*Prompt*: If a line in the data holds "cabeças", copy that line out in full.

*Dataset records*:
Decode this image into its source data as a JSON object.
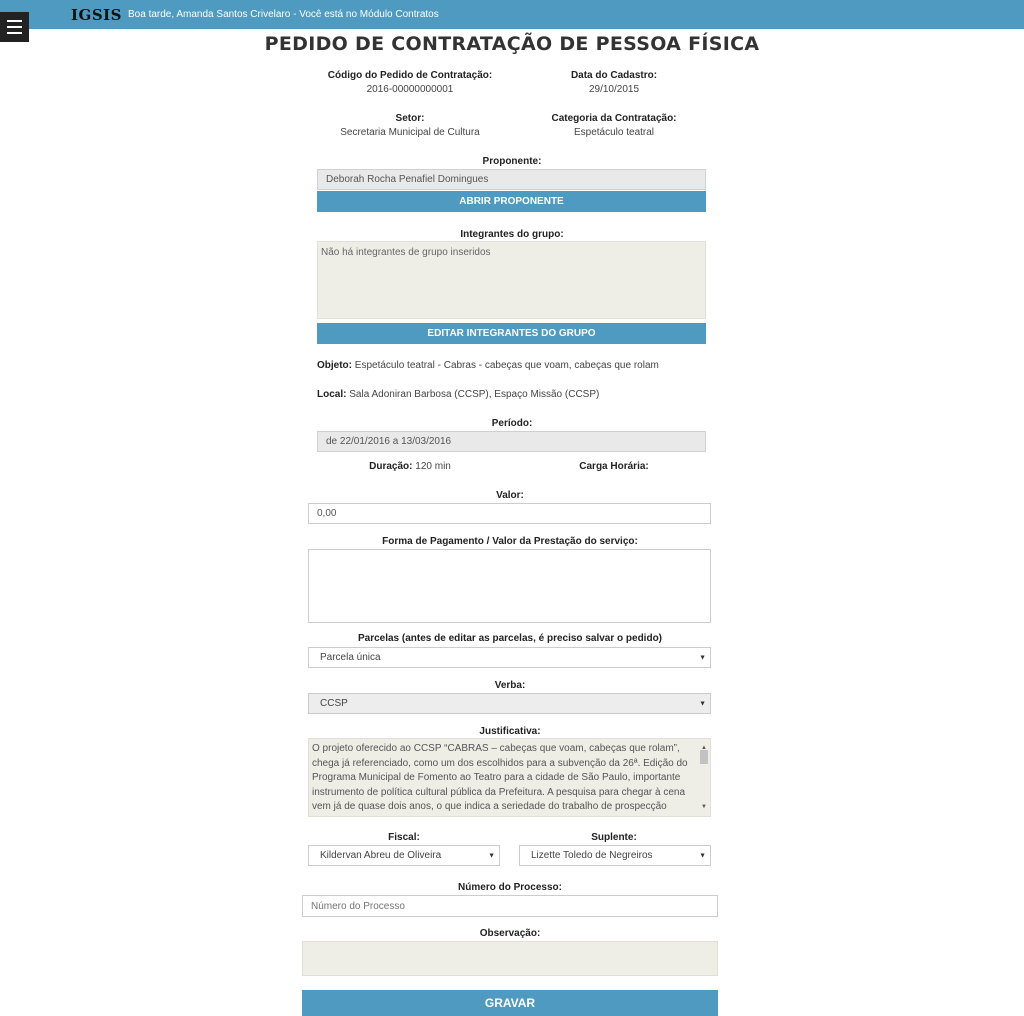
{
  "header": {
    "brand": "IGSIS",
    "greeting": "Boa tarde, Amanda Santos Crivelaro - Você está no Módulo Contratos"
  },
  "page_title": "PEDIDO DE CONTRATAÇÃO DE PESSOA FÍSICA",
  "info": {
    "codigo_label": "Código do Pedido de Contratação:",
    "codigo_value": "2016-00000000001",
    "data_label": "Data do Cadastro:",
    "data_value": "29/10/2015",
    "setor_label": "Setor:",
    "setor_value": "Secretaria Municipal de Cultura",
    "categoria_label": "Categoria da Contratação:",
    "categoria_value": "Espetáculo teatral"
  },
  "proponente": {
    "label": "Proponente:",
    "value": "Deborah Rocha Penafiel Domingues",
    "button": "ABRIR PROPONENTE"
  },
  "integrantes": {
    "label": "Integrantes do grupo:",
    "value": "Não há integrantes de grupo inseridos",
    "button": "EDITAR INTEGRANTES DO GRUPO"
  },
  "objeto": {
    "label": "Objeto:",
    "value": "Espetáculo teatral - Cabras - cabeças que voam, cabeças que rolam"
  },
  "local": {
    "label": "Local:",
    "value": "Sala Adoniran Barbosa (CCSP), Espaço Missão (CCSP)"
  },
  "periodo": {
    "label": "Período:",
    "value": "de 22/01/2016 a 13/03/2016"
  },
  "duracao": {
    "label": "Duração:",
    "value": "120 min"
  },
  "carga": {
    "label": "Carga Horária:",
    "value": ""
  },
  "valor": {
    "label": "Valor:",
    "value": "0,00"
  },
  "forma_pagamento": {
    "label": "Forma de Pagamento / Valor da Prestação do serviço:",
    "value": ""
  },
  "parcelas": {
    "label": "Parcelas (antes de editar as parcelas, é preciso salvar o pedido)",
    "selected": "Parcela única"
  },
  "verba": {
    "label": "Verba:",
    "selected": "CCSP"
  },
  "justificativa": {
    "label": "Justificativa:",
    "value": "O projeto oferecido ao CCSP “CABRAS – cabeças que voam, cabeças que rolam”,  chega já referenciado, como um dos escolhidos para a subvenção da 26ª. Edição do  Programa Municipal de Fomento ao Teatro para a cidade de São Paulo, importante instrumento de política cultural pública da Prefeitura. A pesquisa para chegar à cena vem já de quase dois anos, o que indica a seriedade do trabalho de prospecção estética que é marca do grupo."
  },
  "fiscal": {
    "label": "Fiscal:",
    "selected": "Kildervan Abreu de Oliveira"
  },
  "suplente": {
    "label": "Suplente:",
    "selected": "Lizette Toledo de Negreiros"
  },
  "numero_processo": {
    "label": "Número do Processo:",
    "placeholder": "Número do Processo"
  },
  "observacao": {
    "label": "Observação:",
    "value": ""
  },
  "gravar_button": "GRAVAR",
  "icons": {
    "menu": "hamburger-icon",
    "dropdown": "caret-down-icon"
  },
  "colors": {
    "accent": "#4e9ac0",
    "readonly": "#e9e9e9",
    "textarea": "#eeede6"
  }
}
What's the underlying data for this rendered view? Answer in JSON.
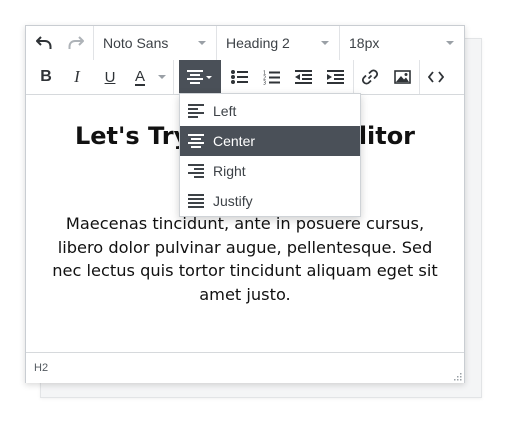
{
  "toolbar": {
    "font_family": "Noto Sans",
    "format": "Heading 2",
    "font_size": "18px",
    "buttons": {
      "undo": "undo-icon",
      "redo": "redo-icon",
      "bold": "B",
      "italic": "I",
      "underline": "U",
      "font_color": "A",
      "align": "align-center-icon",
      "bullet_list": "bullet-list-icon",
      "numbered_list": "numbered-list-icon",
      "outdent": "outdent-icon",
      "indent": "indent-icon",
      "link": "link-icon",
      "image": "image-icon",
      "source_code": "code-icon"
    }
  },
  "align_menu": {
    "items": [
      {
        "label": "Left",
        "icon": "align-left-icon"
      },
      {
        "label": "Center",
        "icon": "align-center-icon"
      },
      {
        "label": "Right",
        "icon": "align-right-icon"
      },
      {
        "label": "Justify",
        "icon": "align-justify-icon"
      }
    ],
    "selected": "Center"
  },
  "content": {
    "heading": "Let's Try Your New Editor",
    "paragraph": "Maecenas tincidunt, ante in posuere cursus, libero dolor pulvinar augue, pellentesque. Sed nec lectus quis tortor tincidunt aliquam eget sit amet justo."
  },
  "statusbar": {
    "path": "H2"
  },
  "colors": {
    "selected_bg": "#4a5058",
    "border": "#c9cdd2"
  }
}
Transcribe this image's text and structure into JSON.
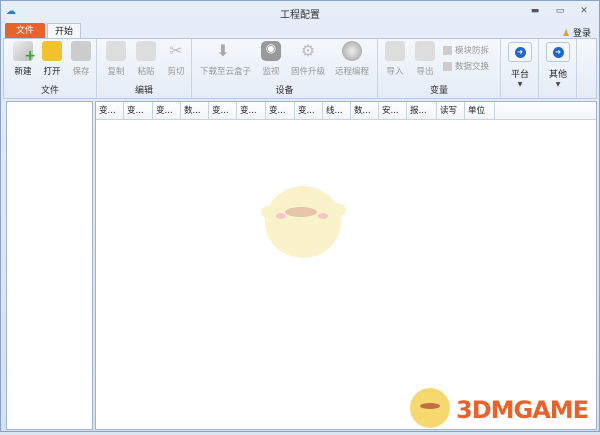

*Finished task*:
    "value": "Espetáculo teatral - Cabras - cabeças que voam, cabeças que rolam"
    "value": "O projeto oferecido ao CCSP “CABRAS – cabeças que voam, cabeças que rolam”,  chega já referenciado, como um dos escolhidos para a subvenção da 26ª. Edição do  Programa Municipal de Fomento ao Teatro para a cidade de São Paulo, importante instrumento de política cultural pública da Prefeitura. A pesquisa para chegar à cena vem já de quase dois anos, o que indica a seriedade do trabalho de prospecção estética que é marca do grupo."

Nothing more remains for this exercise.